As an Architect, you have many considerations to take in designing a building. One important part is daylight; placement of windows, indoor lighting and other lighting sources. In this blog post we will dive into what daylight analysis is, how you can get an overview of your design options and how to incorporate it into your BIM model in Revit.
Automated – Integrated - Optimised
Naviate Daylight brings Revit to a new higher performance level by providing automated daylight checking and decision support for your integrated BIM design.
What is daylight analysis?
If you look at the definition, it says something like this:
The amount of daylight received in an internal space can be analysed by measuring illuminance on a grid or undertaking a daylight factor calculation. Computer programs can allow an Architect or Engineer to quickly calculate benefits of a design… The source of all daylight is the sun.
Naviate is making it possible for you to do all this inside your Revit application. We have implemented both the simplified method; Daylight Ratio, and the daylight simulation part that includes the climate solar data; Daylight Factor. Below you can read more about what they do and how you can use them in your work in Revit.
Daylight Ratio automates the calculation of Window to Floor and Window to Wall ratios of each room in the project. The calculation methods and results vary depending on the selected calculation standards.

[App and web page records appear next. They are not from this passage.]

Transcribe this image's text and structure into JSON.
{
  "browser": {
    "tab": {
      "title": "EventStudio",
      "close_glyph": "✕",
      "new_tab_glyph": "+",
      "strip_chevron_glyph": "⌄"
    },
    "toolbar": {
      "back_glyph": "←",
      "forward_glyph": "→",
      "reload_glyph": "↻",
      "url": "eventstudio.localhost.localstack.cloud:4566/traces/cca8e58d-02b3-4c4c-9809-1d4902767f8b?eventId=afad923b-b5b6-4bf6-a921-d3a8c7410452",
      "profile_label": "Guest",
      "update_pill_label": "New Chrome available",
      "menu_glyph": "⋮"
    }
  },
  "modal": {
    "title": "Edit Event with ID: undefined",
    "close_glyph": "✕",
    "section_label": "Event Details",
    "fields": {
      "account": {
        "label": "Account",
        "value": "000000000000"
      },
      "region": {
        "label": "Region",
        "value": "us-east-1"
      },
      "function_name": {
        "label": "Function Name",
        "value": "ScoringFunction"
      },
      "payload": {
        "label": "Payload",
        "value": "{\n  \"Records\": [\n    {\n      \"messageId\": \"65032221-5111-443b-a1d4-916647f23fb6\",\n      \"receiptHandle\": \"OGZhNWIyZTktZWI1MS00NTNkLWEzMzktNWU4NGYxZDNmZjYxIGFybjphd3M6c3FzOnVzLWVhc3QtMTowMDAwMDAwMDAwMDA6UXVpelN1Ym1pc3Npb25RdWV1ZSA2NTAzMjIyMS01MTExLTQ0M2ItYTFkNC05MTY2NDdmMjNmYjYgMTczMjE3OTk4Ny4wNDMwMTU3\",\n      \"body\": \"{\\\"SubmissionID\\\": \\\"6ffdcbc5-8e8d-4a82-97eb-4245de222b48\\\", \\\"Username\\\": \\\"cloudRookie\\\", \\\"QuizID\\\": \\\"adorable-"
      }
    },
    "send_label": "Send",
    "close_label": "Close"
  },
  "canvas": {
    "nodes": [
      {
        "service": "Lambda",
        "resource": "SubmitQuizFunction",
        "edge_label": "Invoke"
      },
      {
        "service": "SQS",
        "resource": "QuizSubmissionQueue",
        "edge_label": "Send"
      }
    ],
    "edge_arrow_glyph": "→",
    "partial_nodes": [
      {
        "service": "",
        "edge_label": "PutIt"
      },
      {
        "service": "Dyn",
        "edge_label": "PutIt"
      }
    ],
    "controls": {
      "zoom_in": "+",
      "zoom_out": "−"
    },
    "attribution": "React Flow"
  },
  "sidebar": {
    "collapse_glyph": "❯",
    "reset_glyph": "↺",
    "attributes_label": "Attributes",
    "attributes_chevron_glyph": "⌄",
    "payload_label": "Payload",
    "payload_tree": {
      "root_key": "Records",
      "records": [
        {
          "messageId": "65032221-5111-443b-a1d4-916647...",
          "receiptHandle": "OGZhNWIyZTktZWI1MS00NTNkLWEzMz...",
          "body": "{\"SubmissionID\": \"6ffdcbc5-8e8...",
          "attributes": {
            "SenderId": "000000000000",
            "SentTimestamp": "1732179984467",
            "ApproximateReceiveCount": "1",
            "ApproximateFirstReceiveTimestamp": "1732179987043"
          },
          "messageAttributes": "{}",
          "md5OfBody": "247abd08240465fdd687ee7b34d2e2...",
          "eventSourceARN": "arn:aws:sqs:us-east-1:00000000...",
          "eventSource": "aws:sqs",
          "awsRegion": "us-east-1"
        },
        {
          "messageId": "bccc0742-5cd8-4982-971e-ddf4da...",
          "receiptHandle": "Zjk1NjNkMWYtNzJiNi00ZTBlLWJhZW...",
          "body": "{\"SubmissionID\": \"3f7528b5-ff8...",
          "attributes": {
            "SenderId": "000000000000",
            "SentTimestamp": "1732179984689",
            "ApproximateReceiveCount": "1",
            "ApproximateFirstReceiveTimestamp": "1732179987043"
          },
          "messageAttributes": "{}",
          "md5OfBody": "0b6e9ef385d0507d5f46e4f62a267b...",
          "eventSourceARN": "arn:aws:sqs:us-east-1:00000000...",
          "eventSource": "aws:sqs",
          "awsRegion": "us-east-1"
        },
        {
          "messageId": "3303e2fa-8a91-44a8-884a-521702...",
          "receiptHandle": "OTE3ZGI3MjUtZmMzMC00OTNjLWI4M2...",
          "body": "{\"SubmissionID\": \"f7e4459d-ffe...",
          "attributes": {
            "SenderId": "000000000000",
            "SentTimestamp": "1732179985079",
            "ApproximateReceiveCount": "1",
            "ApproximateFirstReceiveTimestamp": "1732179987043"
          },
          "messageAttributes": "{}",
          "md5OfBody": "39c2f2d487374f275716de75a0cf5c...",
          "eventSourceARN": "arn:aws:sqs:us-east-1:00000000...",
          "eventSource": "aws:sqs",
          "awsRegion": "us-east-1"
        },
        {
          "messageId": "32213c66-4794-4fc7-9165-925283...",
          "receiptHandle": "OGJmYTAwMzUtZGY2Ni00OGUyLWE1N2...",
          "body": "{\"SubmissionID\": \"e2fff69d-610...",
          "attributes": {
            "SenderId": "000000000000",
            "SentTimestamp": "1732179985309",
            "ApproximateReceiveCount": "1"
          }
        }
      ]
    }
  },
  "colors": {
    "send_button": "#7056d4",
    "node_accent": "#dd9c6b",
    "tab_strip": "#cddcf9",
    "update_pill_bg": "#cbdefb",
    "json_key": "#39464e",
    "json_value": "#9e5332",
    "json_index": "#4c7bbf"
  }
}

You will also get various information about elements "involved" in the calculations, such as Rooms, Windows, Curtain Walls, and objects surrounding the building.
Here’s an example of how the Daylight Ratio can look like for Window to Floor, in this case using the Swedish local building regulations.
Moving on to Daylight Factor, you get automated the calculations of the Daylight Factor, Luminance and Uniformity Ratio of each room in the project.
In addition, various information about elements "involved" in the calculations like Rooms, Windows, Curtain Walls, and objects surrounding the building is created.
Here's an example of how the Daylight Factor daylight map is visualised.
Daylight Performance Indicators
As for most regulations, different countries have different regulations for daylight requirements in buildings. For the moment we support the countries below with specific regulations in addition to the European standard EN 17037, and worldwide green building certification program certification LEED 2009 EQc 8.1 and worldwide sustainability assessment method BREEAM.
Naviate Daylight regulations supported
- Norwegian regulations: Byggteknisk forskrift § 13-7. Lys
- Swedish regulations: Boverkets byggregler § 6.322 Dagsljus (SS 914201)
- Danish regulations: Bygningsreglementet § 379 Dagslys
- Finnish regulations: Ympäristöministeriön asetus asuin-, majoitus- ja työtiloista 5 § Asuin-, majoitus- ja työtilan ikkuna
- Dutch regulations: BRISbouwbesluit § 3.11 Daglicht (NEN 2057)
- Worldwide green building certification program from U.S. Green Building Council (USGBC) LEED 2009 EQc 8.1
- European Committee for Standardization (CEN/TC) 169 EN 17037:2018 Daylight in buildings
- Worldwide sustainability assessment method BREEAM Natural light
Below is a visual presentation of regulation requirements.
Radiance as the engine for calculations
Naviate Daylight is using Radiance as the engine for calculations. This is a well-known suite of programs for the analysis and visualisation of lighting in design. The primary advantage of Radiance over simpler lighting calculation and rendering tools is that there are few limitations on the geometry or the materials that may be simulated.
Want to know more?
- Join our webinar on the latest news in Naviate Daylight September 11th. Register here (it's free)
- Download a free trial of Naviate Daylight here
- Read more about Radiance as calculation engine here
- Read more about the Norwegian daylight regulations here
- Read more about the Swedish daylight regulations here
- Read more about the Danish daylight regulations here
- Read more about the Dutch daylight regulations here
- Read more about the worldwide building certification program LEED here
- Read more about the European standard for daylight here
- Read more about the worldwide sustainability assessment method BREEM for natural light here
Anything you would like to know more about? Leave us an comment!